Deep underneath Transylvania in a huge subterranean cavern, kids ride a glowing Ferris wheel in the dark. Nearby, some people are playing mini-golf, while others row boats on an underground lake. Salina Turda, where all this takes place, is not your standard disused salt mine.
Mining has been taking place at Salina Turda since at least the 11th century, and maybe as far back as the Roman Empire. Running as a continually working mine from the 17th century, Salina Turda peaked in production during the First World War when Romania’s armed forces demanded large amounts of salt. However, with a larger mine operating nearby and decreasing quality of salt as clay deposits were exposed, the mine closed in 1932. Salina Turda was in limbo for the next 60 years. It was used as a bomb shelter and for storing cheeses—in fact, part of the mine is still used to store cheese.
In 1992, Salina Turda was transformed into the tourist attraction that exists today. Visitors enter the Salina Turda park through centuries-old vertical shafts once used to transport miners. Lowered 120 meters (394 feet) through the beautiful marbled salt walls, they descend into something that looks like a futuristic colony built after humanity had to retreat underground to rebuild civilization.
Inside they will find an 180-seat amphitheater, a carousel, ping-pong tables, basketball hoops, mini-golf, and bowling. Old machinery still stands within the underground expanse and some of it is used to lead people on tours. For many, the real show-stopper is the Terezia Mine, a vast, cone-shaped chamber with an underground lake created by salt waste deposited over the years. Boats are available for rent to explore the lake and a Ferris wheel allows visitors to get a closer look at the cave’s many stalactites.

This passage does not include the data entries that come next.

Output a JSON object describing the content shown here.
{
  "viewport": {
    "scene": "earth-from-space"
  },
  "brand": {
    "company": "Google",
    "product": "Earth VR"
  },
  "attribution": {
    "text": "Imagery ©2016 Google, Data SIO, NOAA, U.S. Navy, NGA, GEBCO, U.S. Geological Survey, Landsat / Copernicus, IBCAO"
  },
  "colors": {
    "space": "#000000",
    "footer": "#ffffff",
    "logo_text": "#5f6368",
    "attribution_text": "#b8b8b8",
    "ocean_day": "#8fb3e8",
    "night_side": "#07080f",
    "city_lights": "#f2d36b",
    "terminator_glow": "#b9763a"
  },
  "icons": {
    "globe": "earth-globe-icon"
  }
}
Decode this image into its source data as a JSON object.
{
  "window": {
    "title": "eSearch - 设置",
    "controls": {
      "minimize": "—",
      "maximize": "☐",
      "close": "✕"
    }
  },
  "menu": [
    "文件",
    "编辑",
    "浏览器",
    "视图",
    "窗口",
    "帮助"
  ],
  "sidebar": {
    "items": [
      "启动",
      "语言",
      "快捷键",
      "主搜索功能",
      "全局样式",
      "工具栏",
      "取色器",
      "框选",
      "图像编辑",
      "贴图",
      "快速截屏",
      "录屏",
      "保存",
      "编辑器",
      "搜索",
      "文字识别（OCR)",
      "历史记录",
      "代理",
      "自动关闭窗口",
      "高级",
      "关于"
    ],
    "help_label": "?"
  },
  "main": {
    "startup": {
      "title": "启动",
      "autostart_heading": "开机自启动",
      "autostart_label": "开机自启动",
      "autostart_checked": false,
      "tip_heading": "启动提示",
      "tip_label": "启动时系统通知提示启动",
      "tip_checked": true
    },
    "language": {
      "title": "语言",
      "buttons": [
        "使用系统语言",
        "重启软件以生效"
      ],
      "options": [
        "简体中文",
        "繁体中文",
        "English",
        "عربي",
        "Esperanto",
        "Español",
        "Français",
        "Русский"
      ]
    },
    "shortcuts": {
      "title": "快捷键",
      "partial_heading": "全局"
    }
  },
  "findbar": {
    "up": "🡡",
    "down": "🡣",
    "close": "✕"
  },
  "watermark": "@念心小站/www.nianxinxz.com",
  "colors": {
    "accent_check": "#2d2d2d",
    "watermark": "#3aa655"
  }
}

Not feeling the carnival rides? The mine is used as a health spa where the cool temperature, high humidity, and clean air are said to help with respiratory ailments.
If that’s not enough, Salina Turda also has free wi-fi.